Work required: Every record shown here must be duplicated without change.

Stored entries
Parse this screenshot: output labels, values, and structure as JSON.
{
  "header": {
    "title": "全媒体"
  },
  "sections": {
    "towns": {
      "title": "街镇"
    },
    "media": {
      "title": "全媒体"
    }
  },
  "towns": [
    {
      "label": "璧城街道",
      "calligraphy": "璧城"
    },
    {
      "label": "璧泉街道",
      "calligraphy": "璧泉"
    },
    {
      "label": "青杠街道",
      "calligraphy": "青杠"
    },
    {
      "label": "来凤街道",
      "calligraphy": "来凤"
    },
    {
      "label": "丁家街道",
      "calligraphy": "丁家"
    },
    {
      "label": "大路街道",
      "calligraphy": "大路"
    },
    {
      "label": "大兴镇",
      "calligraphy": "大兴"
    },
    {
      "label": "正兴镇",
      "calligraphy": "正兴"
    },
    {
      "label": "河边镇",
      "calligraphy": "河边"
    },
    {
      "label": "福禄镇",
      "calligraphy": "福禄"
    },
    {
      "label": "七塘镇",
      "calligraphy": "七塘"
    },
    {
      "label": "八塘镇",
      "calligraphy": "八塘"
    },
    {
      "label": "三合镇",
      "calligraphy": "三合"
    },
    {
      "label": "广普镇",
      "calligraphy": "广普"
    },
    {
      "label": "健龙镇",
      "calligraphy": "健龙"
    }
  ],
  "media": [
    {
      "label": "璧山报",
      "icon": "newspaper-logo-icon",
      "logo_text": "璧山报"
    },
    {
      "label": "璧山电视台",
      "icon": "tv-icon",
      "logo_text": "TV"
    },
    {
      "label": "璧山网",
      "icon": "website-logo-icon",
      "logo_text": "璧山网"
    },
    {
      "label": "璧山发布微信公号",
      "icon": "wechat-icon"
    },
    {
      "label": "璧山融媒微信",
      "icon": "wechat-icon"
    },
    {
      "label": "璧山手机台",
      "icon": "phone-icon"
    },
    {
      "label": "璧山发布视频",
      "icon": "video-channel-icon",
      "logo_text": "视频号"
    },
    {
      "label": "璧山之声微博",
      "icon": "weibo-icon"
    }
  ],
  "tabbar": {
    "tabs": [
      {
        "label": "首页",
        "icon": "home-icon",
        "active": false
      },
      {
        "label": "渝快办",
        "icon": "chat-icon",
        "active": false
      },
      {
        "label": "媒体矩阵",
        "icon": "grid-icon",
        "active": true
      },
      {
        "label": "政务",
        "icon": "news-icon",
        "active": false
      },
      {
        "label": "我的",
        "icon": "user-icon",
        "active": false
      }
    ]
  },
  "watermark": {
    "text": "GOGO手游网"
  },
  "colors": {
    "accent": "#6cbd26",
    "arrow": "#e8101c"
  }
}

The answer:
Parse this screenshot: output labels, values, and structure as JSON.
{
  "header": {
    "title": "全媒体"
  },
  "sections": {
    "towns": {
      "title": "街镇"
    },
    "media": {
      "title": "全媒体"
    }
  },
  "towns": [
    {
      "label": "璧城街道",
      "calligraphy": "璧城"
    },
    {
      "label": "璧泉街道",
      "calligraphy": "璧泉"
    },
    {
      "label": "青杠街道",
      "calligraphy": "青杠"
    },
    {
      "label": "来凤街道",
      "calligraphy": "来凤"
    },
    {
      "label": "丁家街道",
      "calligraphy": "丁家"
    },
    {
      "label": "大路街道",
      "calligraphy": "大路"
    },
    {
      "label": "大兴镇",
      "calligraphy": "大兴"
    },
    {
      "label": "正兴镇",
      "calligraphy": "正兴"
    },
    {
      "label": "河边镇",
      "calligraphy": "河边"
    },
    {
      "label": "福禄镇",
      "calligraphy": "福禄"
    },
    {
      "label": "七塘镇",
      "calligraphy": "七塘"
    },
    {
      "label": "八塘镇",
      "calligraphy": "八塘"
    },
    {
      "label": "三合镇",
      "calligraphy": "三合"
    },
    {
      "label": "广普镇",
      "calligraphy": "广普"
    },
    {
      "label": "健龙镇",
      "calligraphy": "健龙"
    }
  ],
  "media": [
    {
      "label": "璧山报",
      "icon": "newspaper-logo-icon",
      "logo_text": "璧山报"
    },
    {
      "label": "璧山电视台",
      "icon": "tv-icon",
      "logo_text": "TV"
    },
    {
      "label": "璧山网",
      "icon": "website-logo-icon",
      "logo_text": "璧山网"
    },
    {
      "label": "璧山发布微信公号",
      "icon": "wechat-icon"
    },
    {
      "label": "璧山融媒微信",
      "icon": "wechat-icon"
    },
    {
      "label": "璧山手机台",
      "icon": "phone-icon"
    },
    {
      "label": "璧山发布视频",
      "icon": "video-channel-icon",
      "logo_text": "视频号"
    },
    {
      "label": "璧山之声微博",
      "icon": "weibo-icon"
    }
  ],
  "tabbar": {
    "tabs": [
      {
        "label": "首页",
        "icon": "home-icon",
        "active": false
      },
      {
        "label": "渝快办",
        "icon": "chat-icon",
        "active": false
      },
      {
        "label": "媒体矩阵",
        "icon": "grid-icon",
        "active": true
      },
      {
        "label": "政务",
        "icon": "news-icon",
        "active": false
      },
      {
        "label": "我的",
        "icon": "user-icon",
        "active": false
      }
    ]
  },
  "watermark": {
    "text": "GOGO手游网"
  },
  "colors": {
    "accent": "#6cbd26",
    "arrow": "#e8101c"
  }
}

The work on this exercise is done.